“I tell my story, not because it is unique, but because it is not. It is the story of many girls.” – Malala Yousafzai
I dropped out of school in primary three. My parents didn’t have enough money for my fees. I vowed not to give up. I always dreamt of going back to school. Yes, we were poor. Yes, I needed to help out in my parents’ kiosk. But still, I dreamt – especially when I saw kids my age looking smart in their uniforms. How I longed to be in their shoes again.
One Wednesday morning, my aunt Gloria came to visit. She was shocked to see me at home and I told her how much I wanted to go back to school. She sat my parents down and told them education was very important. She said if they sent me back to school, I’d learn lots of stuff that could help me to become successful in the future. When my parents said they couldn’t afford my fees in full, she offered to contribute. My parents realised how important this was to me and my aunt and tried their best to come up with the rest of the money to send me to school.
On my first day, my heart pounded on and on. I thought my classmates would look down on me since I’d been gone for a few months. Instead, they were super helpful. They lent me their notebooks and helped me catch up with them. Throughout that period, I worked very hard. I knew I had to make myself and my family proud. It wasn’t easy, but everyone was so kind and supportive.

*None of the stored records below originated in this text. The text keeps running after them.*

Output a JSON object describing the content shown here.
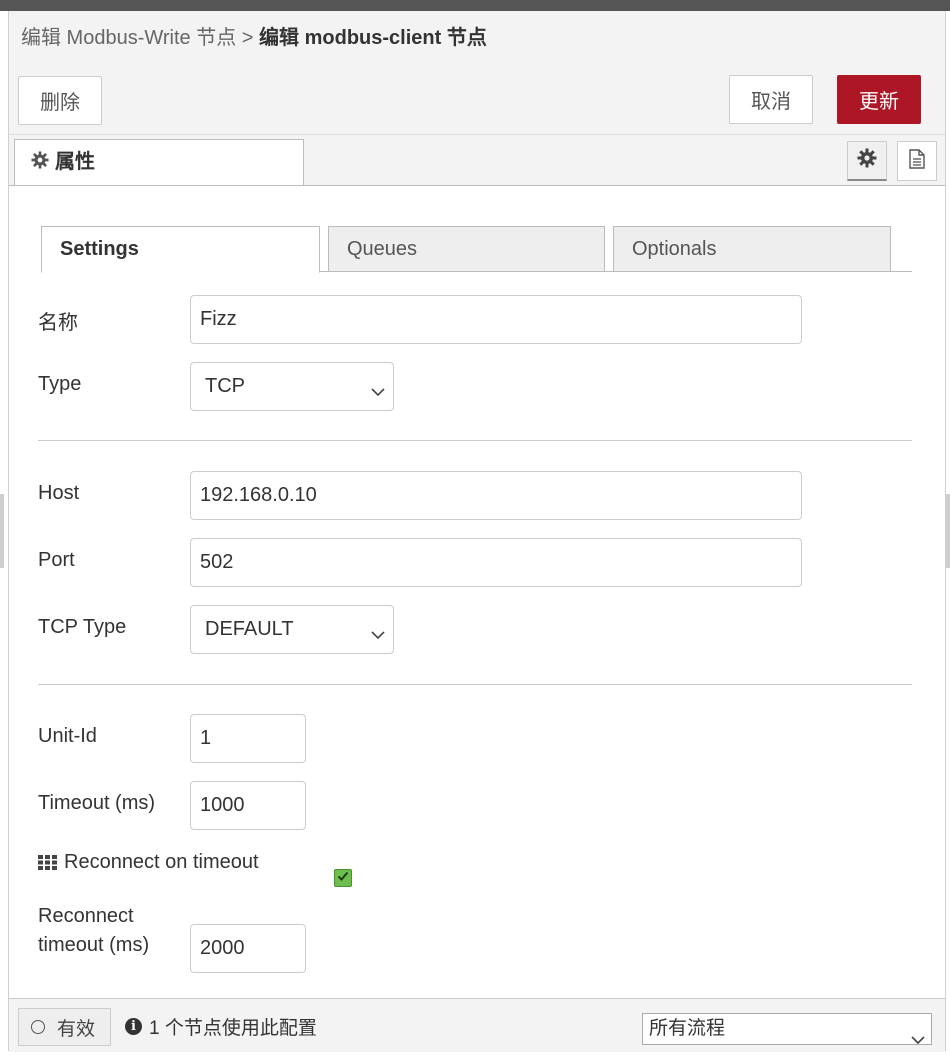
{
  "breadcrumb": {
    "previous": "编辑 Modbus-Write 节点",
    "separator": ">",
    "current": "编辑 modbus-client 节点"
  },
  "toolbar": {
    "delete_label": "删除",
    "cancel_label": "取消",
    "update_label": "更新"
  },
  "tabs": {
    "properties_label": "属性",
    "icons": [
      "gear-icon",
      "document-icon"
    ]
  },
  "subtabs": [
    "Settings",
    "Queues",
    "Optionals"
  ],
  "form": {
    "name_label": "名称",
    "name_value": "Fizz",
    "type_label": "Type",
    "type_value": "TCP",
    "host_label": "Host",
    "host_value": "192.168.0.10",
    "port_label": "Port",
    "port_value": "502",
    "tcp_type_label": "TCP Type",
    "tcp_type_value": "DEFAULT",
    "unit_id_label": "Unit-Id",
    "unit_id_value": "1",
    "timeout_label": "Timeout (ms)",
    "timeout_value": "1000",
    "reconnect_label": "Reconnect on timeout",
    "reconnect_checked": true,
    "reconnect_timeout_label_1": "Reconnect",
    "reconnect_timeout_label_2": "timeout (ms)",
    "reconnect_timeout_value": "2000"
  },
  "footer": {
    "enabled_label": "有效",
    "usage_text": "1 个节点使用此配置",
    "scope_value": "所有流程"
  },
  "colors": {
    "primary": "#ad1625",
    "checkbox": "#6cbf4f",
    "header_bg": "#f3f3f3"
  }
}
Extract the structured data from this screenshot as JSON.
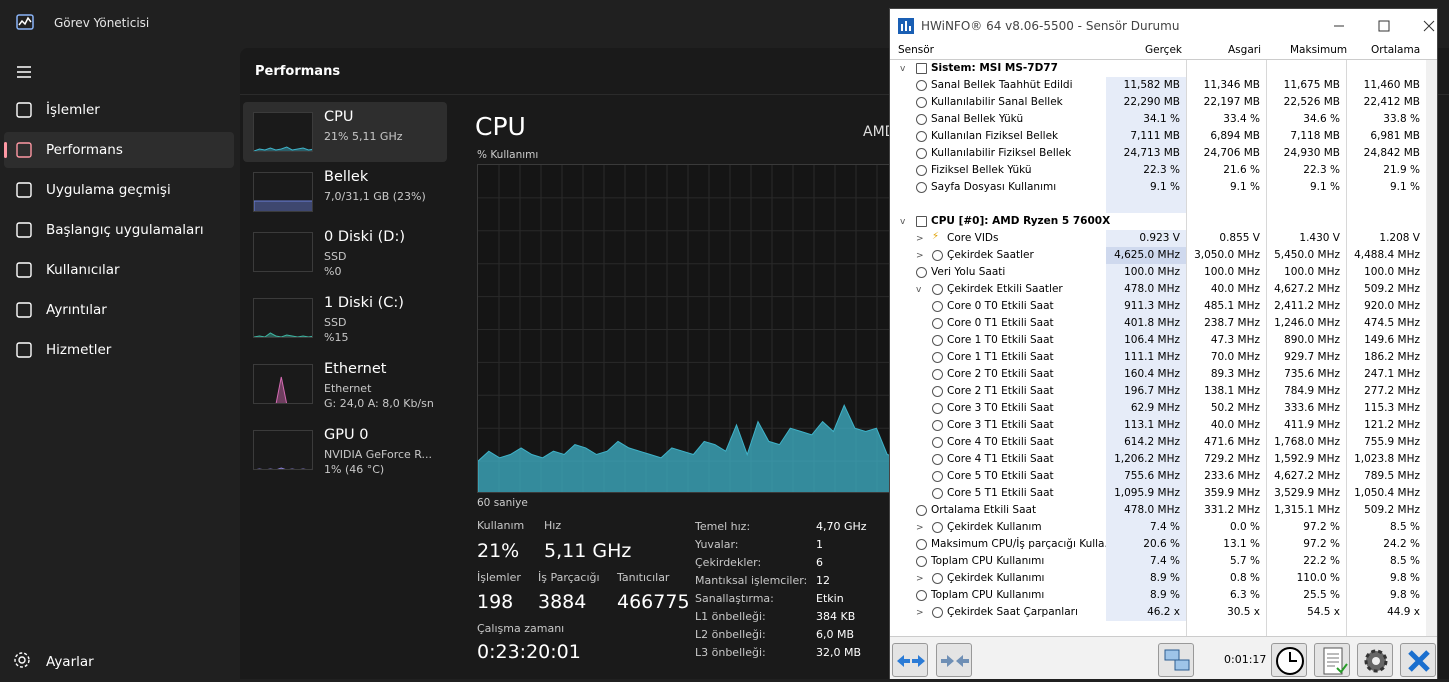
{
  "taskmgr": {
    "title": "Görev Yöneticisi",
    "nav": [
      {
        "label": "İşlemler",
        "icon": "processes-icon"
      },
      {
        "label": "Performans",
        "icon": "performance-icon",
        "active": true
      },
      {
        "label": "Uygulama geçmişi",
        "icon": "app-history-icon"
      },
      {
        "label": "Başlangıç uygulamaları",
        "icon": "startup-apps-icon"
      },
      {
        "label": "Kullanıcılar",
        "icon": "users-icon"
      },
      {
        "label": "Ayrıntılar",
        "icon": "details-icon"
      },
      {
        "label": "Hizmetler",
        "icon": "services-icon"
      }
    ],
    "settings_label": "Ayarlar",
    "page_title": "Performans",
    "resources": [
      {
        "name": "CPU",
        "line1": "21%  5,11 GHz",
        "line2": ""
      },
      {
        "name": "Bellek",
        "line1": "7,0/31,1 GB (23%)",
        "line2": ""
      },
      {
        "name": "0 Diski (D:)",
        "line1": "SSD",
        "line2": "%0"
      },
      {
        "name": "1 Diski (C:)",
        "line1": "SSD",
        "line2": "%15"
      },
      {
        "name": "Ethernet",
        "line1": "Ethernet",
        "line2": "G: 24,0  A: 8,0 Kb/sn"
      },
      {
        "name": "GPU 0",
        "line1": "NVIDIA GeForce R...",
        "line2": "1% (46 °C)"
      }
    ],
    "cpu": {
      "title": "CPU",
      "model": "AMD",
      "ylabel": "% Kullanımı",
      "xlabel": "60 saniye",
      "kullanim_label": "Kullanım",
      "kullanim": "21%",
      "hiz_label": "Hız",
      "hiz": "5,11 GHz",
      "islemler_label": "İşlemler",
      "islemler": "198",
      "is_parcacigi_label": "İş Parçacığı",
      "is_parcacigi": "3884",
      "taniticilar_label": "Tanıtıcılar",
      "taniticilar": "466775",
      "calisma_label": "Çalışma zamanı",
      "calisma": "0:23:20:01",
      "details": [
        {
          "label": "Temel hız:",
          "value": "4,70 GHz"
        },
        {
          "label": "Yuvalar:",
          "value": "1"
        },
        {
          "label": "Çekirdekler:",
          "value": "6"
        },
        {
          "label": "Mantıksal işlemciler:",
          "value": "12"
        },
        {
          "label": "Sanallaştırma:",
          "value": "Etkin"
        },
        {
          "label": "L1 önbelleği:",
          "value": "384 KB"
        },
        {
          "label": "L2 önbelleği:",
          "value": "6,0 MB"
        },
        {
          "label": "L3 önbelleği:",
          "value": "32,0 MB"
        }
      ],
      "usage_history": [
        10,
        13,
        11,
        12,
        14,
        12,
        11,
        13,
        12,
        15,
        14,
        12,
        13,
        16,
        14,
        13,
        12,
        11,
        14,
        13,
        12,
        16,
        15,
        13,
        21,
        12,
        22,
        16,
        15,
        20,
        19,
        18,
        22,
        19,
        27,
        20,
        19,
        20,
        12,
        11
      ],
      "accent": "#3fb3c9"
    }
  },
  "hwinfo": {
    "title": "HWiNFO® 64 v8.06-5500 - Sensör Durumu",
    "columns": [
      "Sensör",
      "Gerçek",
      "Asgari",
      "Maksimum",
      "Ortalama"
    ],
    "timer": "0:01:17",
    "rows": [
      {
        "type": "group",
        "label": "Sistem: MSI MS-7D77"
      },
      {
        "label": "Sanal Bellek Taahhüt Edildi",
        "v": [
          "11,582 MB",
          "11,346 MB",
          "11,675 MB",
          "11,460 MB"
        ],
        "indent": 1
      },
      {
        "label": "Kullanılabilir Sanal Bellek",
        "v": [
          "22,290 MB",
          "22,197 MB",
          "22,526 MB",
          "22,412 MB"
        ],
        "indent": 1
      },
      {
        "label": "Sanal Bellek Yükü",
        "v": [
          "34.1 %",
          "33.4 %",
          "34.6 %",
          "33.8 %"
        ],
        "indent": 1
      },
      {
        "label": "Kullanılan Fiziksel Bellek",
        "v": [
          "7,111 MB",
          "6,894 MB",
          "7,118 MB",
          "6,981 MB"
        ],
        "indent": 1
      },
      {
        "label": "Kullanılabilir Fiziksel Bellek",
        "v": [
          "24,713 MB",
          "24,706 MB",
          "24,930 MB",
          "24,842 MB"
        ],
        "indent": 1
      },
      {
        "label": "Fiziksel Bellek Yükü",
        "v": [
          "22.3 %",
          "21.6 %",
          "22.3 %",
          "21.9 %"
        ],
        "indent": 1
      },
      {
        "label": "Sayfa Dosyası Kullanımı",
        "v": [
          "9.1 %",
          "9.1 %",
          "9.1 %",
          "9.1 %"
        ],
        "indent": 1
      },
      {
        "type": "blank"
      },
      {
        "type": "group",
        "label": "CPU [#0]: AMD Ryzen 5 7600X"
      },
      {
        "label": "Core VIDs",
        "v": [
          "0.923 V",
          "0.855 V",
          "1.430 V",
          "1.208 V"
        ],
        "indent": 2,
        "tw": ">",
        "bolt": true
      },
      {
        "label": "Çekirdek Saatler",
        "v": [
          "4,625.0 MHz",
          "3,050.0 MHz",
          "5,450.0 MHz",
          "4,488.4 MHz"
        ],
        "indent": 2,
        "tw": ">",
        "sel": true
      },
      {
        "label": "Veri Yolu Saati",
        "v": [
          "100.0 MHz",
          "100.0 MHz",
          "100.0 MHz",
          "100.0 MHz"
        ],
        "indent": 1
      },
      {
        "label": "Çekirdek Etkili Saatler",
        "v": [
          "478.0 MHz",
          "40.0 MHz",
          "4,627.2 MHz",
          "509.2 MHz"
        ],
        "indent": 2,
        "tw": "v"
      },
      {
        "label": "Core 0 T0 Etkili Saat",
        "v": [
          "911.3 MHz",
          "485.1 MHz",
          "2,411.2 MHz",
          "920.0 MHz"
        ],
        "indent": 3
      },
      {
        "label": "Core 0 T1 Etkili Saat",
        "v": [
          "401.8 MHz",
          "238.7 MHz",
          "1,246.0 MHz",
          "474.5 MHz"
        ],
        "indent": 3
      },
      {
        "label": "Core 1 T0 Etkili Saat",
        "v": [
          "106.4 MHz",
          "47.3 MHz",
          "890.0 MHz",
          "149.6 MHz"
        ],
        "indent": 3
      },
      {
        "label": "Core 1 T1 Etkili Saat",
        "v": [
          "111.1 MHz",
          "70.0 MHz",
          "929.7 MHz",
          "186.2 MHz"
        ],
        "indent": 3
      },
      {
        "label": "Core 2 T0 Etkili Saat",
        "v": [
          "160.4 MHz",
          "89.3 MHz",
          "735.6 MHz",
          "247.1 MHz"
        ],
        "indent": 3
      },
      {
        "label": "Core 2 T1 Etkili Saat",
        "v": [
          "196.7 MHz",
          "138.1 MHz",
          "784.9 MHz",
          "277.2 MHz"
        ],
        "indent": 3
      },
      {
        "label": "Core 3 T0 Etkili Saat",
        "v": [
          "62.9 MHz",
          "50.2 MHz",
          "333.6 MHz",
          "115.3 MHz"
        ],
        "indent": 3
      },
      {
        "label": "Core 3 T1 Etkili Saat",
        "v": [
          "113.1 MHz",
          "40.0 MHz",
          "411.9 MHz",
          "121.2 MHz"
        ],
        "indent": 3
      },
      {
        "label": "Core 4 T0 Etkili Saat",
        "v": [
          "614.2 MHz",
          "471.6 MHz",
          "1,768.0 MHz",
          "755.9 MHz"
        ],
        "indent": 3
      },
      {
        "label": "Core 4 T1 Etkili Saat",
        "v": [
          "1,206.2 MHz",
          "729.2 MHz",
          "1,592.9 MHz",
          "1,023.8 MHz"
        ],
        "indent": 3
      },
      {
        "label": "Core 5 T0 Etkili Saat",
        "v": [
          "755.6 MHz",
          "233.6 MHz",
          "4,627.2 MHz",
          "789.5 MHz"
        ],
        "indent": 3
      },
      {
        "label": "Core 5 T1 Etkili Saat",
        "v": [
          "1,095.9 MHz",
          "359.9 MHz",
          "3,529.9 MHz",
          "1,050.4 MHz"
        ],
        "indent": 3
      },
      {
        "label": "Ortalama Etkili Saat",
        "v": [
          "478.0 MHz",
          "331.2 MHz",
          "1,315.1 MHz",
          "509.2 MHz"
        ],
        "indent": 1
      },
      {
        "label": "Çekirdek Kullanım",
        "v": [
          "7.4 %",
          "0.0 %",
          "97.2 %",
          "8.5 %"
        ],
        "indent": 2,
        "tw": ">"
      },
      {
        "label": "Maksimum CPU/İş parçacığı Kulla...",
        "v": [
          "20.6 %",
          "13.1 %",
          "97.2 %",
          "24.2 %"
        ],
        "indent": 1
      },
      {
        "label": "Toplam CPU Kullanımı",
        "v": [
          "7.4 %",
          "5.7 %",
          "22.2 %",
          "8.5 %"
        ],
        "indent": 1
      },
      {
        "label": "Çekirdek Kullanımı",
        "v": [
          "8.9 %",
          "0.8 %",
          "110.0 %",
          "9.8 %"
        ],
        "indent": 2,
        "tw": ">"
      },
      {
        "label": "Toplam CPU Kullanımı",
        "v": [
          "8.9 %",
          "6.3 %",
          "25.5 %",
          "9.8 %"
        ],
        "indent": 1
      },
      {
        "label": "Çekirdek Saat Çarpanları",
        "v": [
          "46.2 x",
          "30.5 x",
          "54.5 x",
          "44.9 x"
        ],
        "indent": 2,
        "tw": ">"
      }
    ]
  }
}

Before then, I was a little shy. I hardly said a word in class. But this time around, I started asking questions, making friends and joining clubs. That’s how I found out that I wasn’t just good in math and spelling, but also in running and table tennis. I learned a lot and had so much fun along the way.

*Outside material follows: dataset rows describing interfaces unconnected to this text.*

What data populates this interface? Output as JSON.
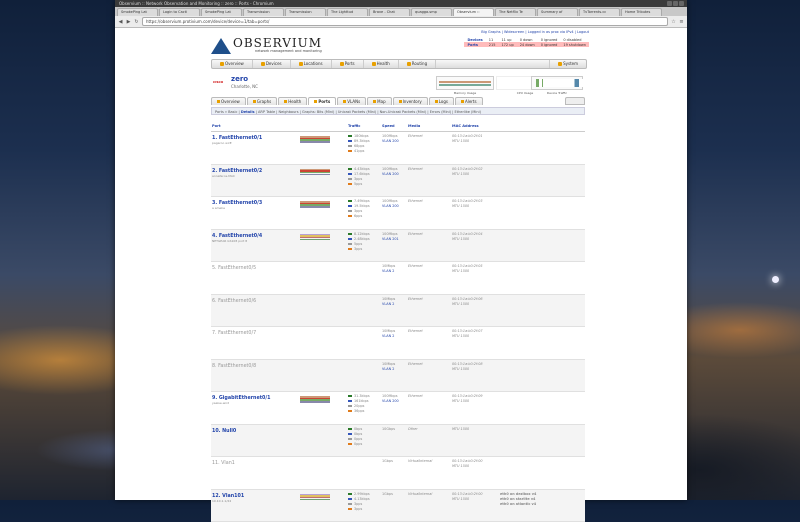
{
  "window": {
    "title": "Observium :: Network Observation and Monitoring :: zero :: Ports - Chromium"
  },
  "tabs": [
    "SmokePing Lat",
    "Login to Cacti",
    "SmokePing Lat",
    "Transmission",
    "Transmission",
    "The Lighttud",
    "Brave - Chat",
    "quagga-smp",
    "Observium ::",
    "The Netflix Te",
    "Summary of",
    "TvTorrents.cc",
    "Home Tributes"
  ],
  "active_tab": "Observium ::",
  "address": "https://observium.protivium.com/device/device=1/tab=ports/",
  "logo": {
    "title": "OBSERVIUM",
    "subtitle": "network management and monitoring"
  },
  "header": {
    "links": "Big Graphs | Widescreen | Logged in as prox via IPv4 | Logout"
  },
  "stats": [
    {
      "label": "Devices",
      "total": "11",
      "up": "11 up",
      "down": "0 down",
      "ignored": "0 ignored",
      "disabled": "0 disabled"
    },
    {
      "label": "Ports",
      "total": "215",
      "up": "172 up",
      "down": "24 down",
      "ignored": "0 ignored",
      "disabled": "19 shutdown"
    }
  ],
  "menu": [
    "Overview",
    "Devices",
    "Locations",
    "Ports",
    "Health",
    "Routing"
  ],
  "menu_system": "System",
  "device": {
    "vendor": "CISCO",
    "name": "zero",
    "location": "Charlotte, NC"
  },
  "mini_graphs": [
    "Memory Usage",
    "CPU Usage",
    "Device Traffic"
  ],
  "device_tabs": [
    "Overview",
    "Graphs",
    "Health",
    "Ports",
    "VLANs",
    "Map",
    "Inventory",
    "Logs",
    "Alerts"
  ],
  "subnav": {
    "prefix": "Ports » Basic |",
    "details": "Details",
    "rest": "| ARP Table | Neighbours | Graphs: Bits (Mini) | Unicast Packets (Mini) | Non-Unicast Packets (Mini) | Errors (Mini) | Etherlike (Mini)"
  },
  "columns": [
    "Port",
    "Traffic",
    "Speed",
    "Media",
    "MAC Address"
  ],
  "colors": {
    "in": "#2a7a2a",
    "out": "#3355bb",
    "pin": "#999999",
    "pout": "#e07b1a",
    "link": "#2244aa"
  },
  "ports": [
    {
      "name": "1. FastEthernet0/1",
      "desc": "pagaroo wirE",
      "traffic": [
        "180kbps",
        "89.3kbps",
        "68pps",
        "41pps"
      ],
      "speed": "100Mbps",
      "vlan": "VLAN 200",
      "media": "Ethernet",
      "mac": "00:13:1a:b0:2f:01",
      "mtu": "MTU 1500",
      "vlans": [],
      "enabled": true,
      "graph": true
    },
    {
      "name": "2. FastEthernet0/2",
      "desc": "annafer-le-MAC",
      "traffic": [
        "4.43kbps",
        "17.6kbps",
        "3pps",
        "5pps"
      ],
      "speed": "100Mbps",
      "vlan": "VLAN 200",
      "media": "Ethernet",
      "mac": "00:13:1a:b0:2f:02",
      "mtu": "MTU 1500",
      "vlans": [],
      "enabled": true,
      "graph": true
    },
    {
      "name": "3. FastEthernet0/3",
      "desc": "a amelie",
      "traffic": [
        "7.49kbps",
        "19.5kbps",
        "3pps",
        "6pps"
      ],
      "speed": "100Mbps",
      "vlan": "VLAN 200",
      "media": "Ethernet",
      "mac": "00:13:1a:b0:2f:03",
      "mtu": "MTU 1500",
      "vlans": [],
      "enabled": true,
      "graph": true
    },
    {
      "name": "4. FastEthernet0/4",
      "desc": "NETGEAR GS108 port 8",
      "traffic": [
        "8.12kbps",
        "2.48kbps",
        "5pps",
        "3pps"
      ],
      "speed": "100Mbps",
      "vlan": "VLAN 201",
      "media": "Ethernet",
      "mac": "00:13:1a:b0:2f:04",
      "mtu": "MTU 1500",
      "vlans": [],
      "enabled": true,
      "graph": true
    },
    {
      "name": "5. FastEthernet0/5",
      "desc": "",
      "traffic": [],
      "speed": "10Mbps",
      "vlan": "VLAN 2",
      "media": "Ethernet",
      "mac": "00:13:1a:b0:2f:05",
      "mtu": "MTU 1500",
      "vlans": [],
      "enabled": false,
      "graph": false
    },
    {
      "name": "6. FastEthernet0/6",
      "desc": "",
      "traffic": [],
      "speed": "10Mbps",
      "vlan": "VLAN 2",
      "media": "Ethernet",
      "mac": "00:13:1a:b0:2f:06",
      "mtu": "MTU 1500",
      "vlans": [],
      "enabled": false,
      "graph": false
    },
    {
      "name": "7. FastEthernet0/7",
      "desc": "",
      "traffic": [],
      "speed": "10Mbps",
      "vlan": "VLAN 2",
      "media": "Ethernet",
      "mac": "00:13:1a:b0:2f:07",
      "mtu": "MTU 1500",
      "vlans": [],
      "enabled": false,
      "graph": false
    },
    {
      "name": "8. FastEthernet0/8",
      "desc": "",
      "traffic": [],
      "speed": "10Mbps",
      "vlan": "VLAN 2",
      "media": "Ethernet",
      "mac": "00:13:1a:b0:2f:08",
      "mtu": "MTU 1500",
      "vlans": [],
      "enabled": false,
      "graph": false
    },
    {
      "name": "9. GigabitEthernet0/1",
      "desc": "yaalse-wird",
      "traffic": [
        "31.3kbps",
        "161kbps",
        "20pps",
        "36pps"
      ],
      "speed": "100Mbps",
      "vlan": "VLAN 200",
      "media": "Ethernet",
      "mac": "00:13:1a:b0:2f:09",
      "mtu": "MTU 1500",
      "vlans": [],
      "enabled": true,
      "graph": true
    },
    {
      "name": "10. Null0",
      "desc": "",
      "traffic": [
        "0bps",
        "0bps",
        "0pps",
        "0pps"
      ],
      "speed": "10Gbps",
      "vlan": "",
      "media": "Other",
      "mac": "",
      "mtu": "MTU 1500",
      "vlans": [],
      "enabled": true,
      "graph": false
    },
    {
      "name": "11. Vlan1",
      "desc": "",
      "traffic": [],
      "speed": "1Gbps",
      "vlan": "",
      "media": "VirtualInternal",
      "mac": "00:13:1a:b0:2f:00",
      "mtu": "MTU 1500",
      "vlans": [],
      "enabled": false,
      "graph": false
    },
    {
      "name": "12. Vlan101",
      "desc": "10.10.1.1/24",
      "traffic": [
        "2.99kbps",
        "4.13kbps",
        "3pps",
        "3pps"
      ],
      "speed": "1Gbps",
      "vlan": "",
      "media": "VirtualInternal",
      "mac": "00:13:1a:b0:2f:00",
      "mtu": "MTU 1500",
      "vlans": [
        "eth0 on dezibox v4",
        "eth0 on starlite v4",
        "eth0 on atlantic v4"
      ],
      "enabled": true,
      "graph": true
    }
  ]
}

Years later, I became the sports prefect in secondary school. Nobody was surprised. I had already led my school to many competitions. When I was in SS3, a team came to select promising athletes. They picked me and three others. At first we didn’t know what it meant. Then they explained that we were getting a full sports scholarship to a university, that we would represent the university in national competitions. I remember pinching my arm to make sure it was real.
Today I’m studying physical and health education. I also coach young athletes in my community. Most importantly, I’m organising a sports event to raise money for girls to go to school. It changed my life, and it can change theirs too. By the way, guess who is the reigning table tennis champion in the Nigerian University Games? You guessed it: me.

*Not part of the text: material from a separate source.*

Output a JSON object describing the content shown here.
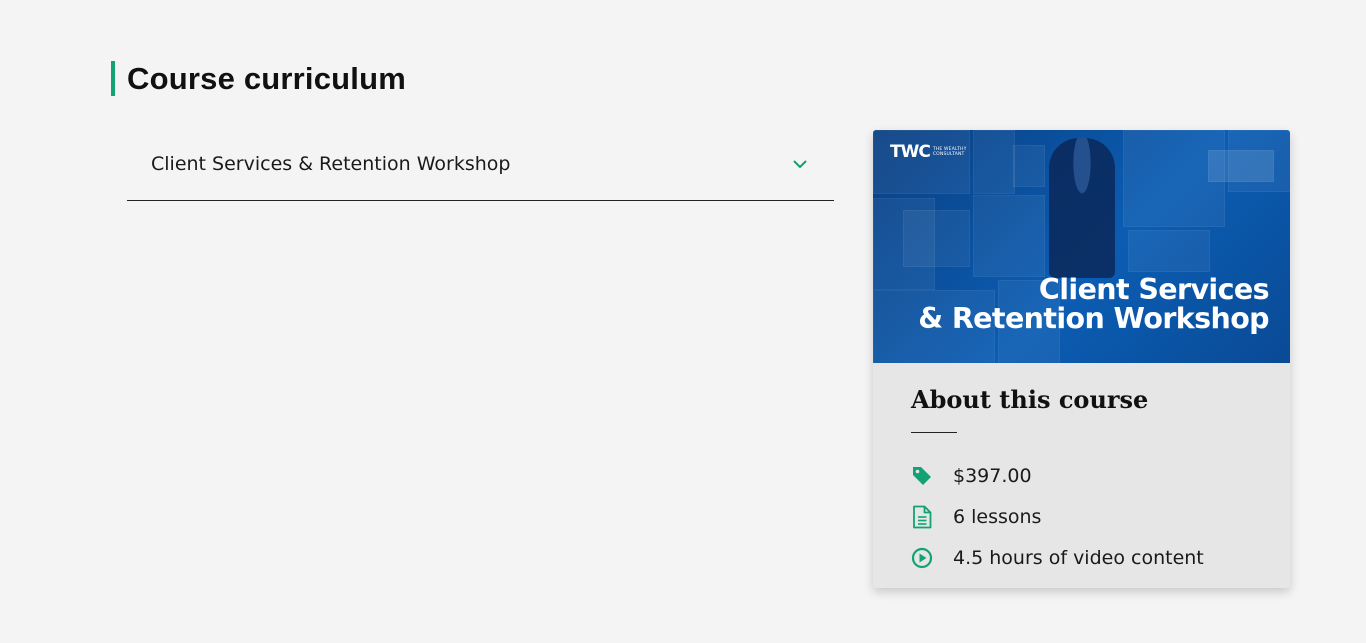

How do you think education can make a difference in our lives? Tell us below.